What is being asked: Even if the data beneath seems repetitive, write it all out again exactly.

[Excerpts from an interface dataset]
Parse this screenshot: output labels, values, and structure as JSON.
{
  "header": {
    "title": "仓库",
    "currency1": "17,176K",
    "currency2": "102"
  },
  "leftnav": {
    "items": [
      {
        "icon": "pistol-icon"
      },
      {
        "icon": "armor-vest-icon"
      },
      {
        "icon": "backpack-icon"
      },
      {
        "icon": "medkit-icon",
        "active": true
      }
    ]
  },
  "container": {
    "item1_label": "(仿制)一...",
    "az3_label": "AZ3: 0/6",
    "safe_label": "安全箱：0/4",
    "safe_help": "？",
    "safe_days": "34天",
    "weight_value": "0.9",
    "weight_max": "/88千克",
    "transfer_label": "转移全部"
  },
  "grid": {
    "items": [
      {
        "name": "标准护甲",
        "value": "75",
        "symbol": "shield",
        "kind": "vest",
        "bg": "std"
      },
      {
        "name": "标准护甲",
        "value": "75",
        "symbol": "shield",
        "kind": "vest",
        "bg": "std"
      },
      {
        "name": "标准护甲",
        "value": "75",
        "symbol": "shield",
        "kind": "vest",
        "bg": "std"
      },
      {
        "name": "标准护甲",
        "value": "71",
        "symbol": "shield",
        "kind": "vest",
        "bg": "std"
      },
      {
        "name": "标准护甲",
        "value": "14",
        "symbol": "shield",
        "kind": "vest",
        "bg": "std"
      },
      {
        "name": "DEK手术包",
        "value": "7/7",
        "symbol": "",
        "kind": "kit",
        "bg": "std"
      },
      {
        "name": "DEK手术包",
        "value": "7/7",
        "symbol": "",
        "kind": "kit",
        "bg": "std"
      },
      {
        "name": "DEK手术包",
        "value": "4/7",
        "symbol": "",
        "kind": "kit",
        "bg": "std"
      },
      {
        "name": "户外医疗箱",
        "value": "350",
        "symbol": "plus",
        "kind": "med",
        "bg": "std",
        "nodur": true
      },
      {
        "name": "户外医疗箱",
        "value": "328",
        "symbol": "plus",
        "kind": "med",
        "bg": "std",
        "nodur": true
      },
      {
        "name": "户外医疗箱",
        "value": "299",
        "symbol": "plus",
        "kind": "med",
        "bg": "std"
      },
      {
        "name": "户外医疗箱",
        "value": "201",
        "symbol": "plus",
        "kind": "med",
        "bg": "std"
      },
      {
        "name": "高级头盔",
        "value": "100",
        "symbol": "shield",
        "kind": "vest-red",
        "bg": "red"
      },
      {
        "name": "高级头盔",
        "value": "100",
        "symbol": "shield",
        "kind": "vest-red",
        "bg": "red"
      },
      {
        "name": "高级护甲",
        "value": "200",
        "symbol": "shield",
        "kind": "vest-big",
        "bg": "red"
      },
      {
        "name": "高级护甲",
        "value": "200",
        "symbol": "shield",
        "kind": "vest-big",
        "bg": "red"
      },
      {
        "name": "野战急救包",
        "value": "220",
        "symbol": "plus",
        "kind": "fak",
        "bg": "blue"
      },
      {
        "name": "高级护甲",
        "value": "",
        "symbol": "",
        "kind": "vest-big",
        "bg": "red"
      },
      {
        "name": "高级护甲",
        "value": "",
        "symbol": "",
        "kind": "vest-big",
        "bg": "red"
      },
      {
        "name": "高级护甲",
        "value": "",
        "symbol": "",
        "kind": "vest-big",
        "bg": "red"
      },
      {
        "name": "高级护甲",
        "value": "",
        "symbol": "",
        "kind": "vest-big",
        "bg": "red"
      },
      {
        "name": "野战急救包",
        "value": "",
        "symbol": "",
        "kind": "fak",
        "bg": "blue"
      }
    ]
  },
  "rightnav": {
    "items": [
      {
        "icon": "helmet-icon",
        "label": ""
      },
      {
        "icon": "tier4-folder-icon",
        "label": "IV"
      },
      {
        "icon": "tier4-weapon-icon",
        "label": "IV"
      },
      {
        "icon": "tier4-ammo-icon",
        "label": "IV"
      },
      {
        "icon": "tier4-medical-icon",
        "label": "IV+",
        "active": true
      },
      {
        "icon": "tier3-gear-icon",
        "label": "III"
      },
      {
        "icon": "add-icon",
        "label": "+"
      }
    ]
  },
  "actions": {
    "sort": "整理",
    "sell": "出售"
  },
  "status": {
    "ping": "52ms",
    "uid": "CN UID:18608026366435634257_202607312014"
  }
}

Response to the exercise:
Parse this screenshot: output labels, values, and structure as JSON.
{
  "header": {
    "title": "仓库",
    "currency1": "17,176K",
    "currency2": "102"
  },
  "leftnav": {
    "items": [
      {
        "icon": "pistol-icon"
      },
      {
        "icon": "armor-vest-icon"
      },
      {
        "icon": "backpack-icon"
      },
      {
        "icon": "medkit-icon",
        "active": true
      }
    ]
  },
  "container": {
    "item1_label": "(仿制)一...",
    "az3_label": "AZ3: 0/6",
    "safe_label": "安全箱：0/4",
    "safe_help": "？",
    "safe_days": "34天",
    "weight_value": "0.9",
    "weight_max": "/88千克",
    "transfer_label": "转移全部"
  },
  "grid": {
    "items": [
      {
        "name": "标准护甲",
        "value": "75",
        "symbol": "shield",
        "kind": "vest",
        "bg": "std"
      },
      {
        "name": "标准护甲",
        "value": "75",
        "symbol": "shield",
        "kind": "vest",
        "bg": "std"
      },
      {
        "name": "标准护甲",
        "value": "75",
        "symbol": "shield",
        "kind": "vest",
        "bg": "std"
      },
      {
        "name": "标准护甲",
        "value": "71",
        "symbol": "shield",
        "kind": "vest",
        "bg": "std"
      },
      {
        "name": "标准护甲",
        "value": "14",
        "symbol": "shield",
        "kind": "vest",
        "bg": "std"
      },
      {
        "name": "DEK手术包",
        "value": "7/7",
        "symbol": "",
        "kind": "kit",
        "bg": "std"
      },
      {
        "name": "DEK手术包",
        "value": "7/7",
        "symbol": "",
        "kind": "kit",
        "bg": "std"
      },
      {
        "name": "DEK手术包",
        "value": "4/7",
        "symbol": "",
        "kind": "kit",
        "bg": "std"
      },
      {
        "name": "户外医疗箱",
        "value": "350",
        "symbol": "plus",
        "kind": "med",
        "bg": "std",
        "nodur": true
      },
      {
        "name": "户外医疗箱",
        "value": "328",
        "symbol": "plus",
        "kind": "med",
        "bg": "std",
        "nodur": true
      },
      {
        "name": "户外医疗箱",
        "value": "299",
        "symbol": "plus",
        "kind": "med",
        "bg": "std"
      },
      {
        "name": "户外医疗箱",
        "value": "201",
        "symbol": "plus",
        "kind": "med",
        "bg": "std"
      },
      {
        "name": "高级头盔",
        "value": "100",
        "symbol": "shield",
        "kind": "vest-red",
        "bg": "red"
      },
      {
        "name": "高级头盔",
        "value": "100",
        "symbol": "shield",
        "kind": "vest-red",
        "bg": "red"
      },
      {
        "name": "高级护甲",
        "value": "200",
        "symbol": "shield",
        "kind": "vest-big",
        "bg": "red"
      },
      {
        "name": "高级护甲",
        "value": "200",
        "symbol": "shield",
        "kind": "vest-big",
        "bg": "red"
      },
      {
        "name": "野战急救包",
        "value": "220",
        "symbol": "plus",
        "kind": "fak",
        "bg": "blue"
      },
      {
        "name": "高级护甲",
        "value": "",
        "symbol": "",
        "kind": "vest-big",
        "bg": "red"
      },
      {
        "name": "高级护甲",
        "value": "",
        "symbol": "",
        "kind": "vest-big",
        "bg": "red"
      },
      {
        "name": "高级护甲",
        "value": "",
        "symbol": "",
        "kind": "vest-big",
        "bg": "red"
      },
      {
        "name": "高级护甲",
        "value": "",
        "symbol": "",
        "kind": "vest-big",
        "bg": "red"
      },
      {
        "name": "野战急救包",
        "value": "",
        "symbol": "",
        "kind": "fak",
        "bg": "blue"
      }
    ]
  },
  "rightnav": {
    "items": [
      {
        "icon": "helmet-icon",
        "label": ""
      },
      {
        "icon": "tier4-folder-icon",
        "label": "IV"
      },
      {
        "icon": "tier4-weapon-icon",
        "label": "IV"
      },
      {
        "icon": "tier4-ammo-icon",
        "label": "IV"
      },
      {
        "icon": "tier4-medical-icon",
        "label": "IV+",
        "active": true
      },
      {
        "icon": "tier3-gear-icon",
        "label": "III"
      },
      {
        "icon": "add-icon",
        "label": "+"
      }
    ]
  },
  "actions": {
    "sort": "整理",
    "sell": "出售"
  },
  "status": {
    "ping": "52ms",
    "uid": "CN UID:18608026366435634257_202607312014"
  }
}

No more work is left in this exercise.